Congo blames Uganda for failure of peace accord with M23 rebels
Agreement was to be signed Monday and would have officially ended rebellion in east
The Congolese government delegation has quit Ugandan-hosted talks with M23 rebels, saying Kampala's support for the insurgents was to blame for the failure to sign a document that was to officially end Congo's latest rebellion.
Okello Oryem, Uganda's junior foreign affairs minister, did not immediately comment on the accusations but said he expected it would take a few more days before any deal could be signed to end the most serious Congolese uprising in a decade.
Congo's accusations against Uganda show the deep mistrust in the region, a barrier standing in the way of long-term peace despite the defeat of the M23's 20-month insurgency by Congo's United Nations-backed army.
Government wants commitment to abandon arms
Congolese and rebel negotiators failed to agree on the wording of the document meant to cap the army's swift military gains that led to M23 last week abandoning its uprising in Congo's mineral-rich border zone with Rwanda and Uganda.
"What are we supposed to sign? No country in history has signed an agreement with a movement that has declared its own dissolution," said Lambert Mende, a spokesman for Democratic Republic of Congo's government.
Mende said Kinshasa wants the rebels to pledge not to take up arms again but Uganda was blocking this.
"Uganda seems now to be acting as part of the conflict. It has interests in M23."
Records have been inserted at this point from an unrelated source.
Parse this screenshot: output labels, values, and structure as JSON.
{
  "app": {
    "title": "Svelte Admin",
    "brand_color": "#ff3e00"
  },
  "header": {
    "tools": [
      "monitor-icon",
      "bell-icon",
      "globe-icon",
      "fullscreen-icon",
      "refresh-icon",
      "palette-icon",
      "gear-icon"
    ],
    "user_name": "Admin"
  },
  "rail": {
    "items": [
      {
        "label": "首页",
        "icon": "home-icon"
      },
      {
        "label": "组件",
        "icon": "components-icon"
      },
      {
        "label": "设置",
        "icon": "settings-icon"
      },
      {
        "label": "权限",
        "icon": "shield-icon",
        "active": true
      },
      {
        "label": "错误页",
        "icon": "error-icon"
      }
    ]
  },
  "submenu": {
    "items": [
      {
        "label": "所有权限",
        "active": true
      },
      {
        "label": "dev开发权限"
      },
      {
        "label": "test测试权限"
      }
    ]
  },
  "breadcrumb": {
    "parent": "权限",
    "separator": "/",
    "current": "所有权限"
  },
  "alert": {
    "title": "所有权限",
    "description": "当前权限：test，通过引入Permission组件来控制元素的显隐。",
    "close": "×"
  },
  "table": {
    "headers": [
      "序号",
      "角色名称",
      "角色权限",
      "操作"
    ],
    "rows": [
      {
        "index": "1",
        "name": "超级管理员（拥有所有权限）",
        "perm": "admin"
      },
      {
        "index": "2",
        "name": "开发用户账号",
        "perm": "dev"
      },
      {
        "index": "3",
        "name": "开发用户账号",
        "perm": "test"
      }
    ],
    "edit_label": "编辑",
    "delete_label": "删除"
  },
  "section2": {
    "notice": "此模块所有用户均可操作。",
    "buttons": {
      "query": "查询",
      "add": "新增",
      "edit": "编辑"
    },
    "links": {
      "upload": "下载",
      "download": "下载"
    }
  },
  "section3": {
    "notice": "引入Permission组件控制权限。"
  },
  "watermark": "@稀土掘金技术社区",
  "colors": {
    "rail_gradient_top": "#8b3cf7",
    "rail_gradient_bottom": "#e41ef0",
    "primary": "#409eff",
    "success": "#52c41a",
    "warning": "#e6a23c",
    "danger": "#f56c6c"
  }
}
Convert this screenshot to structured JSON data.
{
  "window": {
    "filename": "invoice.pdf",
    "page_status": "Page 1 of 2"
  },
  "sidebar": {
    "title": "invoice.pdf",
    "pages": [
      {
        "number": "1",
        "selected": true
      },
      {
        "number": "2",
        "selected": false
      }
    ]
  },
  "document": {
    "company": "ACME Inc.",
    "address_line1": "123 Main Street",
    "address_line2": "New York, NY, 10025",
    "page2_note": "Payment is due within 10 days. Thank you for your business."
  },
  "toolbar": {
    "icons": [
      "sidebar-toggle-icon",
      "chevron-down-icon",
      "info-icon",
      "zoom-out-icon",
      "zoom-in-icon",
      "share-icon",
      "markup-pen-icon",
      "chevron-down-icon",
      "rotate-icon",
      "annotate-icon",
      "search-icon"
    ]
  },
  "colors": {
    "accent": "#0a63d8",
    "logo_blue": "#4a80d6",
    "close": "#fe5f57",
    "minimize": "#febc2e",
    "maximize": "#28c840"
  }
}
Uganda and Rwanda have both been accused by UN experts of backing M23, which has led the latest in a series of uprisings led by Congolese Tutsi fighters in the east, an area rich in gold, diamonds and other minerals. Both countries deny the charges.
Western powers want political deal
Bertrand Bisimwa, political head of the M23, was not immediately available for comment. Sultani Makenga, its military chief, is being held by Uganda after he abandoned the rebels' last hill-top positions with hundreds of fighters.
Despite the demise of M23, a plethora of other rebel groups operate in eastern Congo, which is also riddled with conflicts over land, ethnicity and access to resources.
Envoys from the United Nations, European Union, African Union and United States had gathered in Uganda to witness the signing. After it fell through, they insisted on further talks to secure a political deal to accompany M23's military defeat.
"The envoys urge the parties to resolve the differences relating to the format of the document and to remain committed to a peaceful settlement of the conflict," they said.
Uganda's lead mediator, Defence Minister Chrispus Kiyonga, said both sides had concluded negotiations over the 11-point document on Nov. 3, two days before the rebels announced they were laying down their arms.
A second source close to the peace talks said the Kinshasa and M23 delegations had both initialed each page.
1st major victory over rebels
The accord will address issues such as amnesty — for the act of rebellion, though not for crimes against humanity. That will almost certainly mean no amnesty for Makenga.
It is also expected to tackle some of the root causes of the unrest, including the return of stolen property and issues surrounding the return of Tutsi refugees to Congo.
Congo's president, Joseph Kabila, is keen to capitalize politically on his army's victory, the first over a major rebellion in the distant, lawless east.
A Ugandan source close to the mediation said this was made clear during talks.
"The Kinshasa people don't even want to sit in the same room with M23 team," the source said. "They want to sit in separate rooms because (they feel) they are not equals."
However, Christoph Wille, an Africa analyst at Control Risks, said Kabila was unlikely to completely back out of talks as a deal would boost his mandate at a time when he is looking toward 2016, when his second and final term is due to end.